Let’s say we have two units in adjacent cells, close enough to hit each other, like the previous example. If, for each unit, we looked at all eight cells surrounding it, here’s what would happen:

  1. When we are finding hits for A, we would look at its neighbor on the right and find B. So we’d register an attack between A and B.
  2. Then, when we are finding hits for B, we would look at its neighbor on the left and find A. So we’d register a second attack between A and B.

Only looking at half of the neighboring cells fixes that. Which half doesn’t matter at all.

There’s another corner case you may need to consider too. Here, I’m assuming the maximum attack distance is smaller than a cell. If you have small cells and large attack distances, you may need to scan a bunch of neighboring cells, several rows out.

Design Decisions

There’s a relatively short list of well-defined spatial partitioning data structures, and one option would be to just go through them one at a time here. Instead, I tried to organize this by their essential characteristics. My hope is that once you do learn about quatrees and BSPs and the like, this will help you understand how and why they work, and why you might choose one over the other.

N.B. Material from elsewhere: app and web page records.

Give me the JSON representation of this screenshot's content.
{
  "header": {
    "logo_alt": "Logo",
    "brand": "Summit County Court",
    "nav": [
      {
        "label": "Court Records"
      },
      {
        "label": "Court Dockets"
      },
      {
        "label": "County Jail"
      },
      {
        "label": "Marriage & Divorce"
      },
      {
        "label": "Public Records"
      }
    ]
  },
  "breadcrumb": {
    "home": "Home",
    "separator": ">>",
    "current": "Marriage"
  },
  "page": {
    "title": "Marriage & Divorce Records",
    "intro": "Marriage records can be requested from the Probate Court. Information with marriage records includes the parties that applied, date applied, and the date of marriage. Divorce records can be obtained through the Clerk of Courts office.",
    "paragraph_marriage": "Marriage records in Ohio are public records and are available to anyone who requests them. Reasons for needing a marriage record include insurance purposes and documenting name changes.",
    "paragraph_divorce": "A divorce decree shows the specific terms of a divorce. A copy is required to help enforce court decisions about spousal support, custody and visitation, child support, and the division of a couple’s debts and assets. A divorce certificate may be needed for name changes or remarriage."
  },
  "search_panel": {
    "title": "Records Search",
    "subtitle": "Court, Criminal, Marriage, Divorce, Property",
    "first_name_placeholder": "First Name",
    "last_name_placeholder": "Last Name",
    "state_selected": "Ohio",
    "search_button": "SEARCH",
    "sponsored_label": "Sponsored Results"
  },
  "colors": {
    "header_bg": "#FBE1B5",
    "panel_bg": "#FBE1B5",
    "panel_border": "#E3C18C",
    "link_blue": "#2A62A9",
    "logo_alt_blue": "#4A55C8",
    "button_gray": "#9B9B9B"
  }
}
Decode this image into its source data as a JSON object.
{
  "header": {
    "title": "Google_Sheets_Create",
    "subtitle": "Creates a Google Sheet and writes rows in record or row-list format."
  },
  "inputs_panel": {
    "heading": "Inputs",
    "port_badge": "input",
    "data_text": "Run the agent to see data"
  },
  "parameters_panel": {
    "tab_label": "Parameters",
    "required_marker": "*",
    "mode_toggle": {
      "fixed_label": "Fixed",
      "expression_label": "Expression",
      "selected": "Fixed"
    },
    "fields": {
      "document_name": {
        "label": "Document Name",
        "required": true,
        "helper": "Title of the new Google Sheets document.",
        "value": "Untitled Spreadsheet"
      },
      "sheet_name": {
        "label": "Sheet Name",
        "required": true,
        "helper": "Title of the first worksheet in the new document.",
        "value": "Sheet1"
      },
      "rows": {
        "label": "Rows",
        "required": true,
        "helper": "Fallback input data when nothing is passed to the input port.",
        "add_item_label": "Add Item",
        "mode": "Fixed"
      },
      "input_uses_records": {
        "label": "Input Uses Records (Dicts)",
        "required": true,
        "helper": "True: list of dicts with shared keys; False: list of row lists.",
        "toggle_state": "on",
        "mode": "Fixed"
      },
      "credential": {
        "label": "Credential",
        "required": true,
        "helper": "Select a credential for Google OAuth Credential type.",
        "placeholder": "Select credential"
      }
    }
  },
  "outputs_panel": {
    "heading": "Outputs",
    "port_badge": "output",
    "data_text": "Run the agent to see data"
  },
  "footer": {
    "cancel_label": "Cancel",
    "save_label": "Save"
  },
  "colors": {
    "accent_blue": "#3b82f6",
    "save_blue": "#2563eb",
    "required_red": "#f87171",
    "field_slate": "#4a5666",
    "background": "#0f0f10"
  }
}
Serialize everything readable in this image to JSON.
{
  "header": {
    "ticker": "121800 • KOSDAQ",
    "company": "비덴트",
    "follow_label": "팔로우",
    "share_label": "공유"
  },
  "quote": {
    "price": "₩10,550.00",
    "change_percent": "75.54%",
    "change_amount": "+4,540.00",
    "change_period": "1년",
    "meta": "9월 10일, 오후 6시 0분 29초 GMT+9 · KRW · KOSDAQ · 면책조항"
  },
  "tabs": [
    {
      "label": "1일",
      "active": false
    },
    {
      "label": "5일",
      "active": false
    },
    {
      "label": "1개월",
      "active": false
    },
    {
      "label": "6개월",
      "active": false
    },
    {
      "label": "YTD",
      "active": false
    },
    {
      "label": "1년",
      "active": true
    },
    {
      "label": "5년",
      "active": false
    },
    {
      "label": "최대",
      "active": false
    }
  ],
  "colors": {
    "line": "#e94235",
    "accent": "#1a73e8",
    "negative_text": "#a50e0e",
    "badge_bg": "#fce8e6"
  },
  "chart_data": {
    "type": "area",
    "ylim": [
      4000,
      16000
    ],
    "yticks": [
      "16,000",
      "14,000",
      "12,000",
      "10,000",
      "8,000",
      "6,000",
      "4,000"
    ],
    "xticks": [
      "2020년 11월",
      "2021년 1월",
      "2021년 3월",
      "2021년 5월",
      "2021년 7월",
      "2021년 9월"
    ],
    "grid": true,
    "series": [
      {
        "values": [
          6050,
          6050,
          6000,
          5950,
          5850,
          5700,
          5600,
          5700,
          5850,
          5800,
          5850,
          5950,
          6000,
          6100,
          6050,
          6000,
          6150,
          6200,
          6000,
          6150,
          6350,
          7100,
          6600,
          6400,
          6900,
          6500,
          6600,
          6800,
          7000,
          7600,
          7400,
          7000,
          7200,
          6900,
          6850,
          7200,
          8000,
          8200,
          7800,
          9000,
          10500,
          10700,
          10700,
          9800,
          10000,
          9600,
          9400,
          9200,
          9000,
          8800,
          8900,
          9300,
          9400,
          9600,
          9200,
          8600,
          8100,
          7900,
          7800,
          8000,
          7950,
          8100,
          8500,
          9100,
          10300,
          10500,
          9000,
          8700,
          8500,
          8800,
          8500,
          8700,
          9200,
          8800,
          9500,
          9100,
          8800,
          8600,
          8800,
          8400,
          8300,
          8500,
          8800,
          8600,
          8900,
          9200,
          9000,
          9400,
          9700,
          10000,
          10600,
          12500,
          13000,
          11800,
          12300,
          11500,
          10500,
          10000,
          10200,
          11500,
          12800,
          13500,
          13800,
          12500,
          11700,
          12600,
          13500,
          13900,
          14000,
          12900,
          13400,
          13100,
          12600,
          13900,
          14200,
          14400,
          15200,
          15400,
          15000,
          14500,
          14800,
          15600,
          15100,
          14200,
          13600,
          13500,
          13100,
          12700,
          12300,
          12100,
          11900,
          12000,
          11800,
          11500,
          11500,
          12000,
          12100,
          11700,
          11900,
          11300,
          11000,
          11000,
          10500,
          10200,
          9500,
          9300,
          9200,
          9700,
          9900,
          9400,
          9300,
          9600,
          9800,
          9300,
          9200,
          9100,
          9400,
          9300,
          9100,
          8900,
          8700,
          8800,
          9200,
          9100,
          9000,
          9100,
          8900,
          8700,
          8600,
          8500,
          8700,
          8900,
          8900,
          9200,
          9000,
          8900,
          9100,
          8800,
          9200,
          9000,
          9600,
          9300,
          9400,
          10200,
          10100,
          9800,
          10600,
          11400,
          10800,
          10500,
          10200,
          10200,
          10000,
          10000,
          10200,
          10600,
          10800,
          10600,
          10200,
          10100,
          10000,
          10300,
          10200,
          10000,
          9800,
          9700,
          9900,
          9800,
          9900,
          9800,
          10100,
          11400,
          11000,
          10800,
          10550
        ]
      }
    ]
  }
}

Is the partition hierarchical or flat?

Our grid example partitioned space into a single flat set of cells. In contrast, hierarchical spatial partitions divide the space into just a couple of regions. Then, if one of these regions still contains many objects, it’s subdivided. This process continues recursively until every region has fewer than some maximum number of objects in it.

Does the partitioning depend on the set of objects?

In our sample code, the grid spacing was fixed beforehand and then we just slotted units into cells. Other partitioning schemes are adaptable: they pick partition boundaries based on the actual set of objects and where they are in the world.

The goal is have a balanced partitioning, where each region has roughly the same number of objects in order to get the best performance. Consider in our grid example if all of the units were clustered in one corner of the battlefield. They’d all be in the same cell, and our code for finding attacks would regress right back to the original O(n²) problem that we’re trying to solve.

Are objects only stored in the partition?

You can treat your spatial partition as the place where the objects in your game live, or you can consider it just a secondary cache to make look-up faster, while also having another collection that holds just the list of objects directly.

See Also